Using new ground-breaking thermal images obtained with ESO's (European Southern Observatory's) Very Large Telescope and other powerful ground-based telescopes, scientists have made the first detailed interior weather map of Jupiter's giant storm system linking its temperature, winds, pressure and composition with its colour.
The images show swirls of warmer air and cooler regions never seen before within Jupiter's Great Red Spot.
"This is our first detailed look inside the biggest storm of the Solar System," said Glenn Orton, who led the team of astronomers that made the study.
"We once thought the Great Red Spot was a plain old oval without much structure, but these new results show that it is, in fact, extremely complicated," he added.
The observations reveal that the reddest colour of the Great Red Spot corresponds to a warm core within the otherwise cold storm system, and images show dark lanes at the edge of the storm where gases are descending into the deeper regions of the planet. he observations, detailed in a paper appearing in the journal Icarus, give scientists a sense of the circulation patterns within the solar system's best-known storm system.
Sky gazers have been observing the Great Red Spot in one form or another for hundreds of years, with continuous observations of its current shape dating back to the 19th century.
The spot, which is a cold region averaging about -160 degrees Celsius, is so wide that about three Earths could fit inside its boundaries.
The thermal images were mostly obtained with the VISIR instrument attached to ESO's Very Large Telescope in Chile, with additional data coming from the Gemini South telescope in Chile and the National Astronomical Observatory of Japan's Subaru Telescope in Hawaii.
"One of the most intriguing findings shows the most intense orange-red central part of the spot is about 3 to 4 degrees warmer than the environment around it," said lead author Leigh Fletcher.
This temperature difference might not seem like a lot, but it is enough to allow the storm circulation, usually counter-clockwise, to shift to a weak clockwise circulation in the very middle of the storm.
Not only that, but on other parts of Jupiter, the temperature change is enough to alter wind velocities and affect cloud patterns in the belts and zones.

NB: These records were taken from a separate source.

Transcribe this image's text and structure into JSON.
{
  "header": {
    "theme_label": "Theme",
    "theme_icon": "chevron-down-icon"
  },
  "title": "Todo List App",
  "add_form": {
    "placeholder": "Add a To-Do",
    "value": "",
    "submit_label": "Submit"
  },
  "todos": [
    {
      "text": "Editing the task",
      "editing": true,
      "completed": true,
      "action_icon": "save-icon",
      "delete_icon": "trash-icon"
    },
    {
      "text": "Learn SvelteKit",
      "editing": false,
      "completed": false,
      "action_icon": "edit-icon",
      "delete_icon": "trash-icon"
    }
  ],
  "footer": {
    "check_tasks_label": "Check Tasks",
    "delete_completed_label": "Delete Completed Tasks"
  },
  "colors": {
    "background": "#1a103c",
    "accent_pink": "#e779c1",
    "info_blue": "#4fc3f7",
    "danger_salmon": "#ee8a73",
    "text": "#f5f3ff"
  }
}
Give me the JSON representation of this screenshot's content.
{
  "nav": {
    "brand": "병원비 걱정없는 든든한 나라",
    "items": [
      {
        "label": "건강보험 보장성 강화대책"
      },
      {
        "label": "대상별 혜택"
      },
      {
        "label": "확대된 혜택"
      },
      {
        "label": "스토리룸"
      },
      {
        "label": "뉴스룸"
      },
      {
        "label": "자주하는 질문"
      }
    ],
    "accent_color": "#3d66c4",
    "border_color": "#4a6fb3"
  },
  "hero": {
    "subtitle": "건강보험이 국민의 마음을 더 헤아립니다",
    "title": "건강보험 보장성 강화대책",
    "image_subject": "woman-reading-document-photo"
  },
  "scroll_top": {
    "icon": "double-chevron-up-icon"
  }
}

"This is the first time we can say that there's an intimate link between environmental conditions - temperature, winds, pressure and composition - and the actual colour of the Great Red Spot," aid Fletcher. (ANI)